The most important thing to know before you start divorce proceedings is that you have acceptable grounds for divorce. This is shown by proving your marriage has irretrievably broken down, due to one or more of the following “facts”:
In practical terms, this means:
This is when one spouse has had voluntary sexual intercourse with someone other than their spouse. This can sometimes be difficult to prove, unless there is factual evidence such as the birth of a child. Unless adultery is admitted, it often preferable to base the proceedings on another “fact”
There is no requirement to name the third party in the divorce proceedings. Indeed, this is very much discouraged nowadays, since it only serves to increase acrimony, not to mention legal costs!
If you remain living with your spouse for more than 6 months after you discovered the adultery, you cannot use adultery as the basis of your divorce. Also, you cannot start divorce proceedings based on your own adultery.
This is decided by a mixture of an objective and subjective test, designed to prove that your spouse has behaved in a way that means you cannot reasonably be expected to live with him or her anymore.

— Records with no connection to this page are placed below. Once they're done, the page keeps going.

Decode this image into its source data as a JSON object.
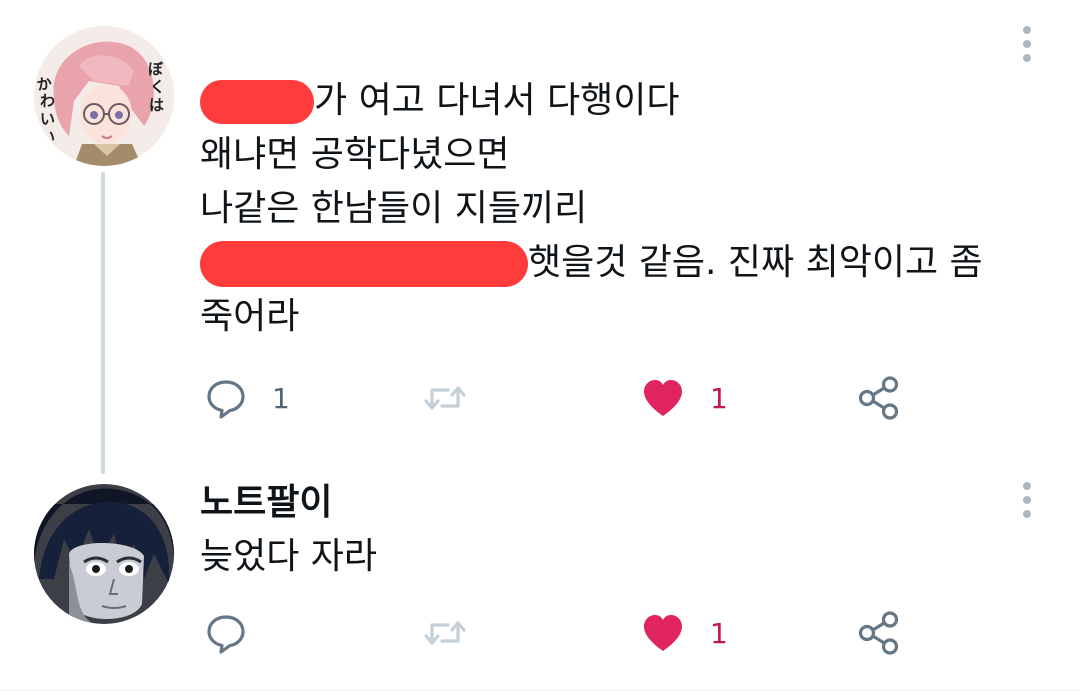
{
  "thread": [
    {
      "author_name": "",
      "text_lines": [
        "가 여고 다녀서 다행이다",
        "왜냐면 공학다녔으면",
        "나같은 한남들이 지들끼리",
        "햇을것 같음. 진짜 최악이고 좀",
        "죽어라"
      ],
      "redacted_segments": 2,
      "actions": {
        "reply_count": "1",
        "retweet_count": "",
        "like_count": "1",
        "liked": true
      },
      "avatar_text": "ぼくは かわいい?"
    },
    {
      "author_name": "노트팔이",
      "text_lines": [
        "늦었다 자라"
      ],
      "actions": {
        "reply_count": "",
        "retweet_count": "",
        "like_count": "1",
        "liked": true
      }
    }
  ],
  "icons": {
    "reply": "reply-icon",
    "retweet": "retweet-icon",
    "like": "heart-icon",
    "share": "share-icon",
    "more": "more-vertical-icon"
  },
  "colors": {
    "redaction": "#ff3b3b",
    "like_active": "#e0245e",
    "icon_gray": "#657786",
    "thread_line": "#cfd9de",
    "retweet_disabled": "#c4cfd6"
  }
}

Because the test is objective and subjective, the range of behaviour which can be cited is extremely wide. Obvious examples would be domestic violence but it can go as far as your spouse not paying you enough attention, or failing to support you in your hobbies/career etc. The examples of behaviour need to be strong enough for a Judge to agree they warrant a divorce.

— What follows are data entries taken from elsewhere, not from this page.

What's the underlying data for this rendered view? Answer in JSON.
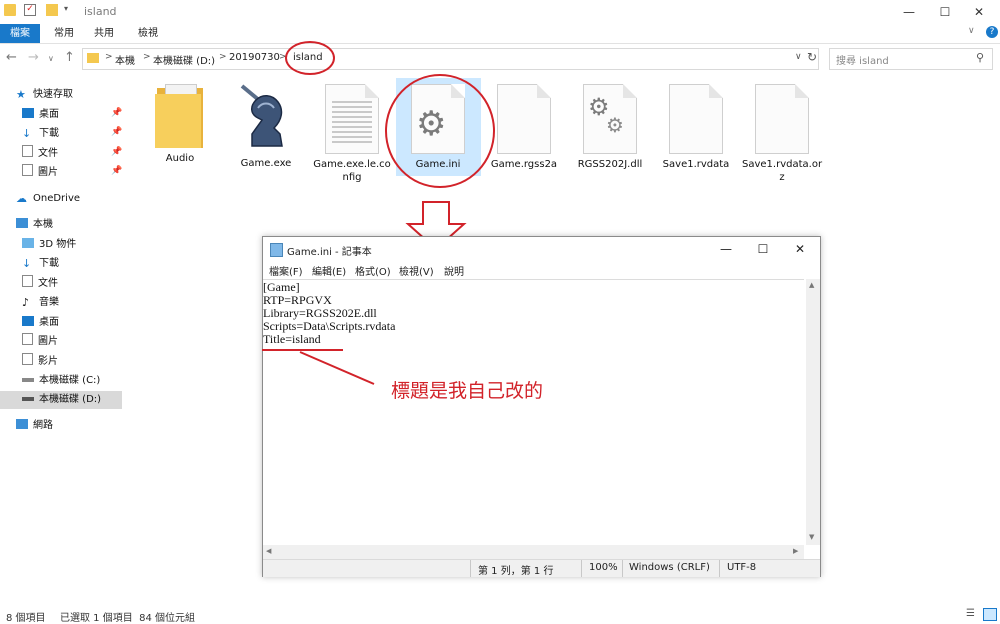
{
  "window": {
    "title": "island",
    "minimize": "—",
    "maximize": "☐",
    "close": "✕"
  },
  "ribbon": {
    "tabs": [
      "檔案",
      "常用",
      "共用",
      "檢視"
    ]
  },
  "address": {
    "crumbs": [
      "本機",
      "本機磁碟 (D:)",
      "20190730",
      "island"
    ],
    "search_placeholder": "搜尋 island"
  },
  "nav": {
    "quick_access": "快速存取",
    "quick_items": [
      "桌面",
      "下載",
      "文件",
      "圖片"
    ],
    "onedrive": "OneDrive",
    "this_pc": "本機",
    "pc_items": [
      "3D 物件",
      "下載",
      "文件",
      "音樂",
      "桌面",
      "圖片",
      "影片",
      "本機磁碟 (C:)",
      "本機磁碟 (D:)"
    ],
    "network": "網路"
  },
  "files": [
    {
      "name": "Audio",
      "icon": "folder-icon"
    },
    {
      "name": "Game.exe",
      "icon": "knight-app-icon"
    },
    {
      "name": "Game.exe.le.co\nnfig",
      "icon": "text-file-icon"
    },
    {
      "name": "Game.ini",
      "icon": "settings-file-icon"
    },
    {
      "name": "Game.rgss2a",
      "icon": "file-icon"
    },
    {
      "name": "RGSS202J.dll",
      "icon": "dll-gears-icon"
    },
    {
      "name": "Save1.rvdata",
      "icon": "file-icon"
    },
    {
      "name": "Save1.rvdata.or\nz",
      "icon": "file-icon"
    }
  ],
  "notepad": {
    "title": "Game.ini - 記事本",
    "menu": [
      "檔案(F)",
      "編輯(E)",
      "格式(O)",
      "檢視(V)",
      "說明"
    ],
    "lines": [
      "[Game]",
      "RTP=RPGVX",
      "Library=RGSS202E.dll",
      "Scripts=Data\\Scripts.rvdata",
      "Title=island"
    ],
    "status": {
      "position": "第 1 列，第 1 行",
      "zoom": "100%",
      "line_ending": "Windows (CRLF)",
      "encoding": "UTF-8"
    }
  },
  "annotation": {
    "text": "標題是我自己改的",
    "color": "#d2232a"
  },
  "statusbar": {
    "items": "8 個項目",
    "selected": "已選取 1 個項目  84 個位元組"
  },
  "colors": {
    "accent": "#1979ca",
    "selection": "#cce8ff",
    "annotation_red": "#d2232a"
  }
}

There are 2 requirements here:
you have lived apart from your spouse for a continuous period of two years before the divorce proceedings are started; and
you both agree to the divorce

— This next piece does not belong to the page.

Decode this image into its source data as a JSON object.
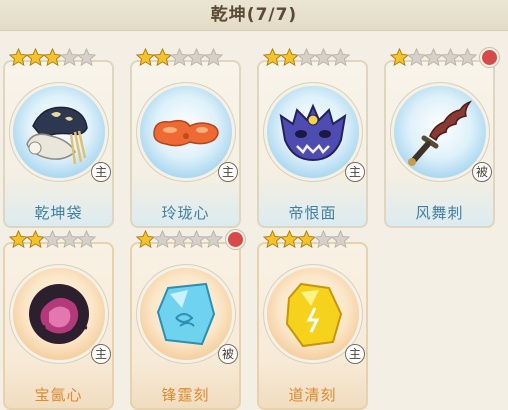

You have lived apart from your spouse for a continuous period of at least five years before any divorce proceedings are started.
Living separately doesn’t necessarily have to mean living in separate properties. You can have lived in the same house for (some or all of) this time period, as long as you can prove the normal relationship has ceased. For example, if you sleep in separate rooms, do not eat together, do not do household chores together etc, you can still be considered as living separate and apart (ie in separate households).
Separation “fact” based divorces are closest we have in this jurisdiction to “no fault divorces”
This “fact” is very rarelt relied upon in divorce proceedings these days.You must demonstrate cohabitation has ceased and has been brought to an end by your spouse against your consent. Your husband or wife must not have had any reasonable cause to have left and it must have been for a minimum of two years before you can commence proceedings.
We are here to help you resolve family disputes amicably.
The Procedure Practical Tips Common Divorce Misconceptions
If you require expert advice during your divorce contact us today.